Antimicrobial resistance Moving ForwardAntimicrobial resistance Moving Forward

The success of antimicrobial drugs has led to their widespread overuse and misuse in humans, animals and plants.

When microorganisms are exposed to antimicrobial drugs, they can develop adaptations to survive drug exposure and defeat the drugs designed to destroy them.
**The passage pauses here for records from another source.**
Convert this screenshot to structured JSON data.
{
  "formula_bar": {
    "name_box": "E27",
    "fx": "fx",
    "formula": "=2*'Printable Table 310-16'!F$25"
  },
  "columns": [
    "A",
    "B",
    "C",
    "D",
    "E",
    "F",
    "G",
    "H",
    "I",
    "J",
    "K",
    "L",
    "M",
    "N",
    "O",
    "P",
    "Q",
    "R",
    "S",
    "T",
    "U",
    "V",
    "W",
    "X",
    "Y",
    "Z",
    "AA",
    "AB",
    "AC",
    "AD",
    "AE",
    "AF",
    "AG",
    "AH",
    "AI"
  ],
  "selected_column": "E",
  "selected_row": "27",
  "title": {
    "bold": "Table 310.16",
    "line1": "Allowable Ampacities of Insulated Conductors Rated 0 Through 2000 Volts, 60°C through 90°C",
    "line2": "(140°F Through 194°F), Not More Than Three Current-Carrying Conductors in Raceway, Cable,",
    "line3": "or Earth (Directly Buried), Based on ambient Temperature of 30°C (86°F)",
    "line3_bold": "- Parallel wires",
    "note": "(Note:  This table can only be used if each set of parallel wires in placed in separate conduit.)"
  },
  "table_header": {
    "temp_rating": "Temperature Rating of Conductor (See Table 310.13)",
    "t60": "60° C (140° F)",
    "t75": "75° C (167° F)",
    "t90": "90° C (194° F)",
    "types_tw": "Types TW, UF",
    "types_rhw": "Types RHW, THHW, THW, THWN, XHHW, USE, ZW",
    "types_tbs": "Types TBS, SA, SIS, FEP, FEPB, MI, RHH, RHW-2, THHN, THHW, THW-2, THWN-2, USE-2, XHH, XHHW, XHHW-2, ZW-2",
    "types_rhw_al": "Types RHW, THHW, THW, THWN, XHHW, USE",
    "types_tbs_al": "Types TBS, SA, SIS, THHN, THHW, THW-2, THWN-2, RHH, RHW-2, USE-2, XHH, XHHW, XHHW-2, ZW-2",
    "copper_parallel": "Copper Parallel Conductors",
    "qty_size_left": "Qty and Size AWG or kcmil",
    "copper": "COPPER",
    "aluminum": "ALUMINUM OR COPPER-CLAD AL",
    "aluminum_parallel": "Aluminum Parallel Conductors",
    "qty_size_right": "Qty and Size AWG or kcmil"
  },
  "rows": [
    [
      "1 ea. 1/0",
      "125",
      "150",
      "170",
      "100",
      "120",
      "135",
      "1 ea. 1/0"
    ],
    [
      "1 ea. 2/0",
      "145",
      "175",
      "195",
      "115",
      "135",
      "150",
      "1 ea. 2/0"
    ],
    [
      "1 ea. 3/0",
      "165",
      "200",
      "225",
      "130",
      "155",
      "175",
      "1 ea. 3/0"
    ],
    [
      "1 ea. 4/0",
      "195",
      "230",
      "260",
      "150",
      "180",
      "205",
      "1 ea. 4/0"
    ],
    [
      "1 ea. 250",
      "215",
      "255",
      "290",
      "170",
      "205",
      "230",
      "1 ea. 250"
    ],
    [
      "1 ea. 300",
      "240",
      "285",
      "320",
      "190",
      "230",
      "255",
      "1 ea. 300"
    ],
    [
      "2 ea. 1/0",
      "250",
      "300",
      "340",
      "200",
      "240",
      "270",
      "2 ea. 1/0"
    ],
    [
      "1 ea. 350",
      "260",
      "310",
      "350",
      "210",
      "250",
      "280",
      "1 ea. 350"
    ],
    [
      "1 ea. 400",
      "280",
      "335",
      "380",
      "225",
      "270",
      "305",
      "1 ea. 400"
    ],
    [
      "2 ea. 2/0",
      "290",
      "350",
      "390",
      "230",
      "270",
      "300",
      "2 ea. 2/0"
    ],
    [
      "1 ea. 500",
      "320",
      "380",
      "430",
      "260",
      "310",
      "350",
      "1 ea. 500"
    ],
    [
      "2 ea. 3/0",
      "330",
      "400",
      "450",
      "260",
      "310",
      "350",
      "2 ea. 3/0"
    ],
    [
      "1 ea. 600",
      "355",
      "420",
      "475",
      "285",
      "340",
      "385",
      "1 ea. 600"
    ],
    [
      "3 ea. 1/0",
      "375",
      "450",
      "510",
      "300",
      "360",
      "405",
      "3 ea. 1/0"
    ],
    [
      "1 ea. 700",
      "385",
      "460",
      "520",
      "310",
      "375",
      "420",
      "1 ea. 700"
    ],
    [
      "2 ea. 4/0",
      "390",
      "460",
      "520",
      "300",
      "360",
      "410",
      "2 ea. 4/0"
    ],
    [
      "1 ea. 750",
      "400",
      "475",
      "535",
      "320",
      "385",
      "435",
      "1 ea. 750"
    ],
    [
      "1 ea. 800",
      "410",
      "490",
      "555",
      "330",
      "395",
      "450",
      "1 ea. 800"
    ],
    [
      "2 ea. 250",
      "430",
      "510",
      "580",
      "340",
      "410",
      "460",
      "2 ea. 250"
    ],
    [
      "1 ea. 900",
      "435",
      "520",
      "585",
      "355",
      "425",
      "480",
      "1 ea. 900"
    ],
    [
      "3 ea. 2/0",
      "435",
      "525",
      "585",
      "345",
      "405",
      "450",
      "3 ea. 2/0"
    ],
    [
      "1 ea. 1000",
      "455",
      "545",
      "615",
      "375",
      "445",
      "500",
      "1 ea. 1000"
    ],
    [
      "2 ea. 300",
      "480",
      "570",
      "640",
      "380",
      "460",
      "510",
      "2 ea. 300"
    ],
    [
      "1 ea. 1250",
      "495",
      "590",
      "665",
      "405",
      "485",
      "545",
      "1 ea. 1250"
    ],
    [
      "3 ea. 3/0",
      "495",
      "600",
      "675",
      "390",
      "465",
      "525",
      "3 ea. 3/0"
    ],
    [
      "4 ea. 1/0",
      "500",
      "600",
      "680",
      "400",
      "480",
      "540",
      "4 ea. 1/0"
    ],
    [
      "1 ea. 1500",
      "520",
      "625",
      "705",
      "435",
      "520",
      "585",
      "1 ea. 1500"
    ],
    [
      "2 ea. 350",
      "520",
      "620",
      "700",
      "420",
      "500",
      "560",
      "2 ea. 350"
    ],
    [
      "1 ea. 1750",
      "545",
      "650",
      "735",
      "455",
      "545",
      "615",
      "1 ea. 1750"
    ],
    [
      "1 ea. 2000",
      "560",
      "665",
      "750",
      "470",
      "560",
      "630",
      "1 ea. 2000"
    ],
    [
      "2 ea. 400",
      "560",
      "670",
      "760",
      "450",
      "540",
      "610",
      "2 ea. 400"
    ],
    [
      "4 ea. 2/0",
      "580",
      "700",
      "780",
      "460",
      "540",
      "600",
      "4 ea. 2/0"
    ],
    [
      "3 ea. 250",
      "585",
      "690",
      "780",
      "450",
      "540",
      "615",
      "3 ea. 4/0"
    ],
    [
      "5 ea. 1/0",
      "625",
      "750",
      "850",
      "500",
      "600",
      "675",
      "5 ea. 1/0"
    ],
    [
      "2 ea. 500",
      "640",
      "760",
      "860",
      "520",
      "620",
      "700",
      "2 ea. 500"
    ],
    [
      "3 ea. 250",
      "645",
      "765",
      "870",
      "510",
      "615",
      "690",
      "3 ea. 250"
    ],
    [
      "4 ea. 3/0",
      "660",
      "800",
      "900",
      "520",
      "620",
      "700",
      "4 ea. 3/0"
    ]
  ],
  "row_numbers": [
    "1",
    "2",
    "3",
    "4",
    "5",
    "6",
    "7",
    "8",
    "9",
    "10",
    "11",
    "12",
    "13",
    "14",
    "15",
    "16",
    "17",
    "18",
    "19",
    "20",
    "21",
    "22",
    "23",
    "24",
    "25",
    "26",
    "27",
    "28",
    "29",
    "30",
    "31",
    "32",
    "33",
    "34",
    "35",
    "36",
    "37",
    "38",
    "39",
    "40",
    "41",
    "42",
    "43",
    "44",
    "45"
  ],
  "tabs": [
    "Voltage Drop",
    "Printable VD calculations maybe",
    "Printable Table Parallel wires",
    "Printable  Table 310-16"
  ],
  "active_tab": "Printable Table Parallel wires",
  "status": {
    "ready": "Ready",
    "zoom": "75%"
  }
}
The accumulation of these adaptations can lead to the development of antimicrobial resistance (AMR).

Moreover, the complex international concerns over AMR may endanger the achievement of the Sustainable Development Goals, placing AMR as a global public health challenge.

For this reason, multi-faceted and multi-stakeholder approaches are needed. The Global Charter for the Public’s Health, developed by the World Federation of Public Health Associations (WFPHA) in association with WHO, is introduced as a tool to tackle AMR. The Charter indicates capacity, governance, information and advocacy as the four enablers of public health functions (prevention, protection and promotion).

The findings and strategies to offer ways to reduce AMR are reported in the journal BMC Public Health.

“The global public health voice should lead the current policy discussions in the field of AMR”.  Thus, the WFPHA Call, signed by around 70 national and international organizations demand that all sectors keep public health at the centre of policies and research. “The Global Charter for the Public’s Health can pave the path to coordinate the key initiatives that incorporate acting from the individual empowerment to good governance for effective global action.”

To read the full article, click here

Submit to FacebookSubmit to Google PlusSubmit to TwitterSubmit to LinkedInShere with friendsDisplay print-friendly version